No matter how many wrong things some may have done in the past recognition of our own part, reconciliation and real transformative change is still possible. This is the only way we can save ourselves from ourselves. This is the only way to prevent our mutual destruction and to leave our children, grandchildren, communities and ethnic groups in a better and more harmonious place where they are not hated or excluded because of our actions or inaction today.
The violent actions, disregard for human life and blatant ethnic favoritism being carried out in Ethiopia under current TPLF policies, are exactly the ingredients that will push people to the edge. Symptoms of impending destruction are everywhere.
Let us face it instead of blindly and naively celebrating at Adwa and lying to the donor countries about the double-digit economic growth and stability in order to receive more foreign aid while buying still more guns to crush more people.
Those supporting this TPLF regime through the many arms and branches of the EPRDF should not be complicit, but should follow righteousness instead of the TPLF. For anyone who loves Ethiopia, it is time to do the right thing and that right thing will show strength, not weakness.
I call on Ethiopians of faith to pray for these decision makers and those supporting them so that people repent of wrongdoing, forgive and reconcile; following it up with evidence of inner transformation.
That means being part of a movement to bring meaningful changes and the restoration of justice to Ethiopia. This means valuing the humanity of others instead of judging a person’s value based on ethnicity or some other identity factor. This means caring about the injustice of others as we care about our own. This is not only right, but no one group can bring sustainable freedom and harmony to only themselves. No one is free until all are free. We are to love our neighbors and even our enemies!
Ethiopia is at a critical place. For the last hundred years or more, we have learned to harden our hearts, wounding others and they wounding us in an endless cycle that must end. May you do the right thing.

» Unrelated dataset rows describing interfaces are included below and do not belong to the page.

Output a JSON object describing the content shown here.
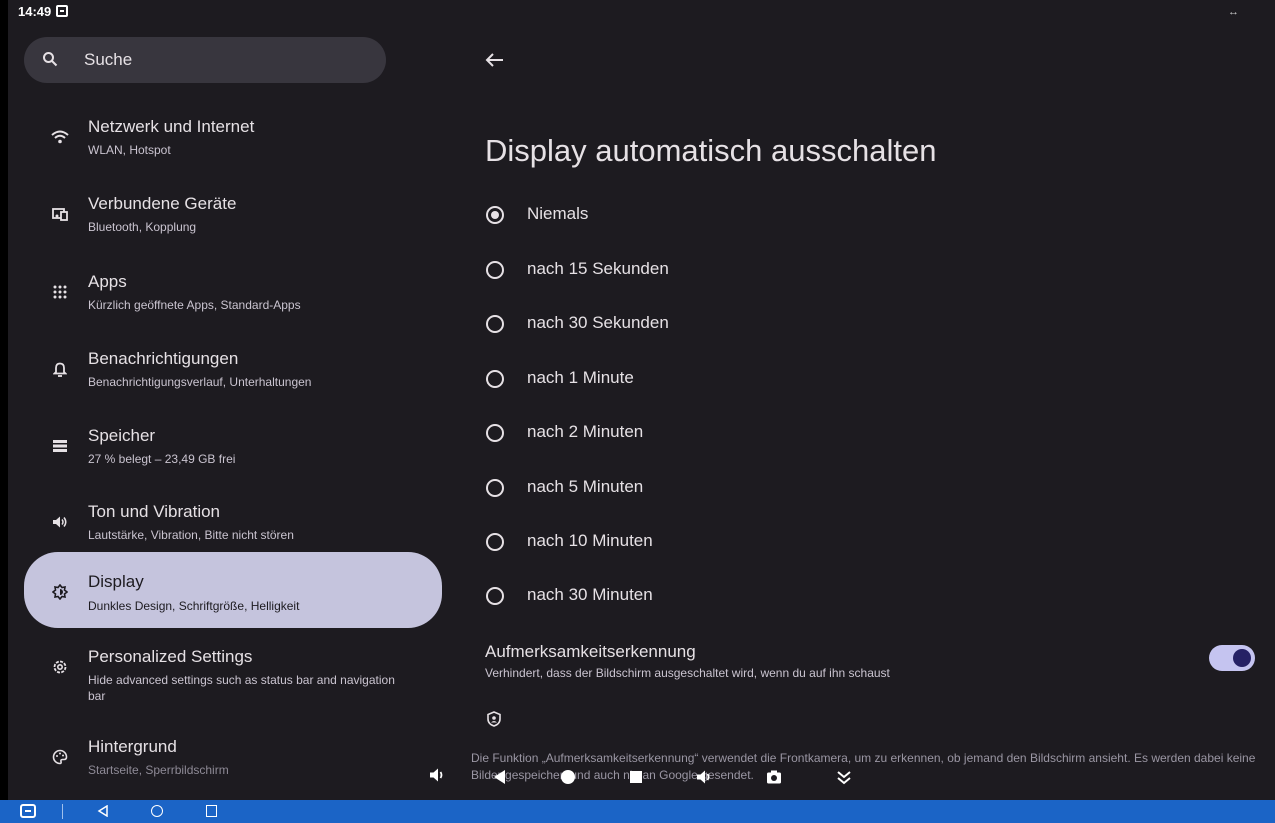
{
  "status": {
    "time": "14:49"
  },
  "search": {
    "placeholder": "Suche"
  },
  "sidebar": {
    "items": [
      {
        "title": "Netzwerk und Internet",
        "subtitle": "WLAN, Hotspot",
        "icon": "wifi-icon"
      },
      {
        "title": "Verbundene Geräte",
        "subtitle": "Bluetooth, Kopplung",
        "icon": "connected-devices-icon"
      },
      {
        "title": "Apps",
        "subtitle": "Kürzlich geöffnete Apps, Standard-Apps",
        "icon": "apps-grid-icon"
      },
      {
        "title": "Benachrichtigungen",
        "subtitle": "Benachrichtigungsverlauf, Unterhaltungen",
        "icon": "bell-icon"
      },
      {
        "title": "Speicher",
        "subtitle": "27 % belegt – 23,49 GB frei",
        "icon": "storage-icon"
      },
      {
        "title": "Ton und Vibration",
        "subtitle": "Lautstärke, Vibration, Bitte nicht stören",
        "icon": "volume-icon"
      },
      {
        "title": "Display",
        "subtitle": "Dunkles Design, Schriftgröße, Helligkeit",
        "icon": "display-icon",
        "active": true
      },
      {
        "title": "Personalized Settings",
        "subtitle": "Hide advanced settings such as status bar and navigation bar",
        "icon": "gear-icon"
      },
      {
        "title": "Hintergrund",
        "subtitle": "Startseite, Sperrbildschirm",
        "icon": "palette-icon"
      }
    ]
  },
  "main": {
    "title": "Display automatisch ausschalten",
    "options": [
      {
        "label": "Niemals",
        "selected": true
      },
      {
        "label": "nach 15 Sekunden",
        "selected": false
      },
      {
        "label": "nach 30 Sekunden",
        "selected": false
      },
      {
        "label": "nach 1 Minute",
        "selected": false
      },
      {
        "label": "nach 2 Minuten",
        "selected": false
      },
      {
        "label": "nach 5 Minuten",
        "selected": false
      },
      {
        "label": "nach 10 Minuten",
        "selected": false
      },
      {
        "label": "nach 30 Minuten",
        "selected": false
      }
    ],
    "attention": {
      "title": "Aufmerksamkeitserkennung",
      "description": "Verhindert, dass der Bildschirm ausgeschaltet wird, wenn du auf ihn schaust",
      "enabled": true
    },
    "footnote": "Die Funktion „Aufmerksamkeitserkennung“ verwendet die Frontkamera, um zu erkennen, ob jemand den Bildschirm ansieht. Es werden dabei keine Bilder gespeichert und auch nie an Google gesendet."
  },
  "colors": {
    "background": "#1d1b20",
    "active_item": "#c5c4dd",
    "toggle_track": "#c5c4f0",
    "taskbar": "#1b64c6"
  }
}
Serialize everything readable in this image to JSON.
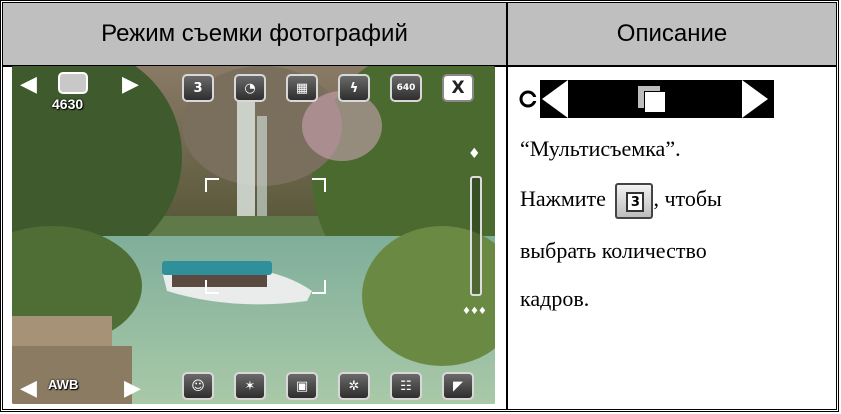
{
  "table": {
    "header_left": "Режим съемки фотографий",
    "header_right": "Описание"
  },
  "camera": {
    "shots_remaining": "4630",
    "wb_label": "AWB",
    "top_icons": [
      "burst-count-icon",
      "self-timer-icon",
      "date-stamp-icon",
      "flash-off-icon",
      "resolution-icon",
      "close-icon"
    ],
    "resolution_label": "640",
    "burst_label": "3",
    "close_label": "X",
    "bottom_icons": [
      "face-detect-icon",
      "effects-icon",
      "capture-mode-icon",
      "settings-icon",
      "grid-icon",
      "collapse-icon"
    ]
  },
  "description": {
    "line1": "“Мультисъемка”.",
    "line2_prefix": "Нажмите",
    "button_label": "3",
    "line2_suffix": ", чтобы",
    "line3": "выбрать количество",
    "line4": "кадров."
  }
}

May God protect all of us Ethiopians from our mutual destruction and bring reconciliation and justice to Ethiopia.
Executive Director of the SMNE